» WHAT TO DO: Copy every record exactly, with nothing left out.

○ ○ ○ ○ ○

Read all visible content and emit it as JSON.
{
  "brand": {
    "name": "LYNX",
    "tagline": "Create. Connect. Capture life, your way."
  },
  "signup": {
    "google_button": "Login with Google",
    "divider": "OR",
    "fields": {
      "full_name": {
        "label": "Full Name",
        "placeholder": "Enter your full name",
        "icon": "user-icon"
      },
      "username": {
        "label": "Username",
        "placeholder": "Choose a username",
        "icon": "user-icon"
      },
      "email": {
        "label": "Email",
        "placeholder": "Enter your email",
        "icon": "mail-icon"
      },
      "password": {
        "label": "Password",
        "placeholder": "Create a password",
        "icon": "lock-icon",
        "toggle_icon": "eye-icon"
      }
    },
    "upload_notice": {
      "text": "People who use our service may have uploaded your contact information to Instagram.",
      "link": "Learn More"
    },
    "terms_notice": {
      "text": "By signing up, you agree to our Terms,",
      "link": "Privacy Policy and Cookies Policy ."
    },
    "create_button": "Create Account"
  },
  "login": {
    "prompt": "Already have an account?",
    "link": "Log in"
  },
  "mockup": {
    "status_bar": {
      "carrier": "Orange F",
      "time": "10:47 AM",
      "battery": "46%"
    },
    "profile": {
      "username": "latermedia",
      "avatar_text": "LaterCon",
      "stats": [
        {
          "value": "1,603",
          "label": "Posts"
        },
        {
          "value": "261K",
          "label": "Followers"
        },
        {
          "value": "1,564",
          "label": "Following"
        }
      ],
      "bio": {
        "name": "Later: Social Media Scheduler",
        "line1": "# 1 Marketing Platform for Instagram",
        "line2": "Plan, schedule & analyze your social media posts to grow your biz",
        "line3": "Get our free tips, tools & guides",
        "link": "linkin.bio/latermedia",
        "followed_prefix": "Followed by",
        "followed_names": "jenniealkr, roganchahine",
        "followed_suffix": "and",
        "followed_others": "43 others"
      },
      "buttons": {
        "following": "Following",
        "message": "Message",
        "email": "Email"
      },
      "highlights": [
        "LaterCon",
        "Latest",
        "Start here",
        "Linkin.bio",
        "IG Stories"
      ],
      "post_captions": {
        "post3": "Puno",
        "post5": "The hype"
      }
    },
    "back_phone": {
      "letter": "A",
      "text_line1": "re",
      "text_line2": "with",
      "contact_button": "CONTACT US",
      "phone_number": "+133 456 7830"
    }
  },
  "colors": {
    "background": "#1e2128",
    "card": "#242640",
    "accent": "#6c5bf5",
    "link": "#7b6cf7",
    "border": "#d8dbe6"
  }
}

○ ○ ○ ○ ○

» RESPONSE TO THE EXERCISE:
Read all visible content and emit it as JSON.
{
  "brand": {
    "name": "LYNX",
    "tagline": "Create. Connect. Capture life, your way."
  },
  "signup": {
    "google_button": "Login with Google",
    "divider": "OR",
    "fields": {
      "full_name": {
        "label": "Full Name",
        "placeholder": "Enter your full name",
        "icon": "user-icon"
      },
      "username": {
        "label": "Username",
        "placeholder": "Choose a username",
        "icon": "user-icon"
      },
      "email": {
        "label": "Email",
        "placeholder": "Enter your email",
        "icon": "mail-icon"
      },
      "password": {
        "label": "Password",
        "placeholder": "Create a password",
        "icon": "lock-icon",
        "toggle_icon": "eye-icon"
      }
    },
    "upload_notice": {
      "text": "People who use our service may have uploaded your contact information to Instagram.",
      "link": "Learn More"
    },
    "terms_notice": {
      "text": "By signing up, you agree to our Terms,",
      "link": "Privacy Policy and Cookies Policy ."
    },
    "create_button": "Create Account"
  },
  "login": {
    "prompt": "Already have an account?",
    "link": "Log in"
  },
  "mockup": {
    "status_bar": {
      "carrier": "Orange F",
      "time": "10:47 AM",
      "battery": "46%"
    },
    "profile": {
      "username": "latermedia",
      "avatar_text": "LaterCon",
      "stats": [
        {
          "value": "1,603",
          "label": "Posts"
        },
        {
          "value": "261K",
          "label": "Followers"
        },
        {
          "value": "1,564",
          "label": "Following"
        }
      ],
      "bio": {
        "name": "Later: Social Media Scheduler",
        "line1": "# 1 Marketing Platform for Instagram",
        "line2": "Plan, schedule & analyze your social media posts to grow your biz",
        "line3": "Get our free tips, tools & guides",
        "link": "linkin.bio/latermedia",
        "followed_prefix": "Followed by",
        "followed_names": "jenniealkr, roganchahine",
        "followed_suffix": "and",
        "followed_others": "43 others"
      },
      "buttons": {
        "following": "Following",
        "message": "Message",
        "email": "Email"
      },
      "highlights": [
        "LaterCon",
        "Latest",
        "Start here",
        "Linkin.bio",
        "IG Stories"
      ],
      "post_captions": {
        "post3": "Puno",
        "post5": "The hype"
      }
    },
    "back_phone": {
      "letter": "A",
      "text_line1": "re",
      "text_line2": "with",
      "contact_button": "CONTACT US",
      "phone_number": "+133 456 7830"
    }
  },
  "colors": {
    "background": "#1e2128",
    "card": "#242640",
    "accent": "#6c5bf5",
    "link": "#7b6cf7",
    "border": "#d8dbe6"
  }
}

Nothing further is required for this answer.